Friday, April 06, 2007

GOOD Gefilte Fish

No, this is not an oxymoron.

But there is a secret: wild salmon.

Ok, two secrets: poaching, not boiling for 3 hours.

At the risk of outraging Bad Cohen, I'm going to let you in on his amazing discoveries so that your family, too, can reclaim this dish for the 21st century.

What does this mean?

You fish should be 2 parts wild salmon (fairly good quality, fatty fish) and 1 part true cod. This makes for a more expensive dish, but believe me, it's worth it. In the quantities we usually make (enough for 2 seders and lunches all week), we spend about $60 on fish. $50 of that is the salmon.

HOWEVER, this is only a good investment if you don't boil the hell out of the fish.

Make small balls (about the size of golf balls), and cook them in small batches. Drop them into simmering fish broth, and cook them for about 8 minutes AFTER they start floating.

OK, if you've read this far, you deserve one more tip:

Homemade fish broth? Phhbbbt.
Dashi takes 10 minutes if you can find a reliable source of dried bonito flakes (smoked and dried pieces of skipjack tuna) that you know doesn't contain any non-kosher fish. Obviously, this option is a freak-out if you're Orthodox, so skip it.
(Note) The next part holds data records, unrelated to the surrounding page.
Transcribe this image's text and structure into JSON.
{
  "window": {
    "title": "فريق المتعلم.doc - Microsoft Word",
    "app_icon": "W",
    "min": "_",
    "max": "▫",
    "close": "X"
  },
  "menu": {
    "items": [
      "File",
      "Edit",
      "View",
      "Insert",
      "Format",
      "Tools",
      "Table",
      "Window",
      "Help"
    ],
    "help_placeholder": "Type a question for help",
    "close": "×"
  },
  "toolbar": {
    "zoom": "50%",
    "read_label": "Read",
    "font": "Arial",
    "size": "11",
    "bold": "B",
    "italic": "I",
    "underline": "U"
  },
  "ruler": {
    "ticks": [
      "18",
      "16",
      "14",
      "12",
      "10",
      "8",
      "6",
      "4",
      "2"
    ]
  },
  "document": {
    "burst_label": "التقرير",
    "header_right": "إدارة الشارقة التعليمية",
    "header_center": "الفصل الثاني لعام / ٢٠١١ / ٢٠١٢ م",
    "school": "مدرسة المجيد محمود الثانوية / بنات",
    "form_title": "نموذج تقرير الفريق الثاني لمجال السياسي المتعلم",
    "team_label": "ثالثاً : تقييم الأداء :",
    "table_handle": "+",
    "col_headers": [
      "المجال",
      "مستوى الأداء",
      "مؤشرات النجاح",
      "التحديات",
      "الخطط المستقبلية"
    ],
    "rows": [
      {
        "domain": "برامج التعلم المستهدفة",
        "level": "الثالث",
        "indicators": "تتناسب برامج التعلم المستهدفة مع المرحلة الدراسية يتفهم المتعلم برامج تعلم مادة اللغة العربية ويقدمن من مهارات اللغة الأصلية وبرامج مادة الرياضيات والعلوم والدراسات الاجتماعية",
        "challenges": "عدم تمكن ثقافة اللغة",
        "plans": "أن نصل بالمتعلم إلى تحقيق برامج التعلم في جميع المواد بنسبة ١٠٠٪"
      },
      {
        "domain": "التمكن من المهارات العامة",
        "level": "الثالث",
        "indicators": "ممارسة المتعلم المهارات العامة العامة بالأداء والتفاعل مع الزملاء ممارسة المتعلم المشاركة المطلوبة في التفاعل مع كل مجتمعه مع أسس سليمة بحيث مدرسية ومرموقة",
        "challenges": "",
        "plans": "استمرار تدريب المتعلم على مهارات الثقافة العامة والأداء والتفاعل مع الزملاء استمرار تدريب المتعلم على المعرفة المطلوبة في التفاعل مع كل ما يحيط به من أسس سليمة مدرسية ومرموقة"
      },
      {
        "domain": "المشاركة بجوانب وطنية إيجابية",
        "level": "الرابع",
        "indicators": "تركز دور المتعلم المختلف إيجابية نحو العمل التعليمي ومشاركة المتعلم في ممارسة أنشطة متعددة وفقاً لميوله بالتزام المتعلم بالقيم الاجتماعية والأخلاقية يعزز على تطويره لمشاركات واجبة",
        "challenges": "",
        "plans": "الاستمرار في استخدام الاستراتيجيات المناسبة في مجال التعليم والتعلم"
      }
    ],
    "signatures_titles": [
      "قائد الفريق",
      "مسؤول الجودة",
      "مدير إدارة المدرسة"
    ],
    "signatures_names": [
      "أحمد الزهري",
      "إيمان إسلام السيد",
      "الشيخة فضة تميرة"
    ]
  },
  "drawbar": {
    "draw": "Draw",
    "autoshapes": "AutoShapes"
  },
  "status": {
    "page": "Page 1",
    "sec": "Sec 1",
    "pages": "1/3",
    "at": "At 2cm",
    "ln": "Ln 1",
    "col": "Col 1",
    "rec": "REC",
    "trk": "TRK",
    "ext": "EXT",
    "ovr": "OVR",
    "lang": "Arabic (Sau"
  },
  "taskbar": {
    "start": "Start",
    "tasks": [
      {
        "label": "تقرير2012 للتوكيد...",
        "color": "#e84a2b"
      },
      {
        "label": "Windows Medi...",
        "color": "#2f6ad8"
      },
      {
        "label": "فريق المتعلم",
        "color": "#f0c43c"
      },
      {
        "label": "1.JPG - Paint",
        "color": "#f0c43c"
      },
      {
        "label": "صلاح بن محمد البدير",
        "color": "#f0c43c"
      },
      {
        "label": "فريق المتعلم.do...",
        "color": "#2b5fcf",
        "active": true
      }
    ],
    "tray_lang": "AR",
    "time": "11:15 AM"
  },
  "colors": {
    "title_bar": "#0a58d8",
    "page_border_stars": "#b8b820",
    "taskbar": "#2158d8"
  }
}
(Disclaimer: although these tips make for a better dish and shorter cooking time, Bad Cohen did walk into the house Sunday afternoon and quote Han Solo after landing in the garbage chute - "My, what a wonderful SMELL you've discovered.") ;-}

3 Comments:

Blogger Halfnutcase said...

some of us love traditional gifelta fish loaves.

(however that rediculous manachevits stuff can just go.)

but it has to have sugar. No sugar in the giffelte fish is repulsive.

4/06/2007 2:21 PM  
Blogger The back of the hill said...

When it comes to gefilte fish, I'm a complete heathen. I often buy the bottled balls in jellied broth to make a fish-ball curry with. Just add chilies, coconut milk, coriander, galangal, ginger, lemongrass, and turmeric.

4/10/2007 6:02 PM  
Anonymous Bad Cohen said...

Back of the hill...
that rocks. We'll have to try that next pesach. Or sooner. But not with our lovely super expensive fish balls.
Actually, our recipe is exactly the same recipe out of my mom's old Love and Knishes, with Salmon as the fat fish and cod as the lean. So it's got sugar and everything. The only places we go off-recipe is in cooking time and in using dashi in stead of boiling fish heads for jellied broth. Who cares if it is jellied anyway? when they're this good they don't last long enough to store. So, halfnutcase, you won't find these repulsive.

4/13/2007 8:53 PM  

Post a Comment

<< Home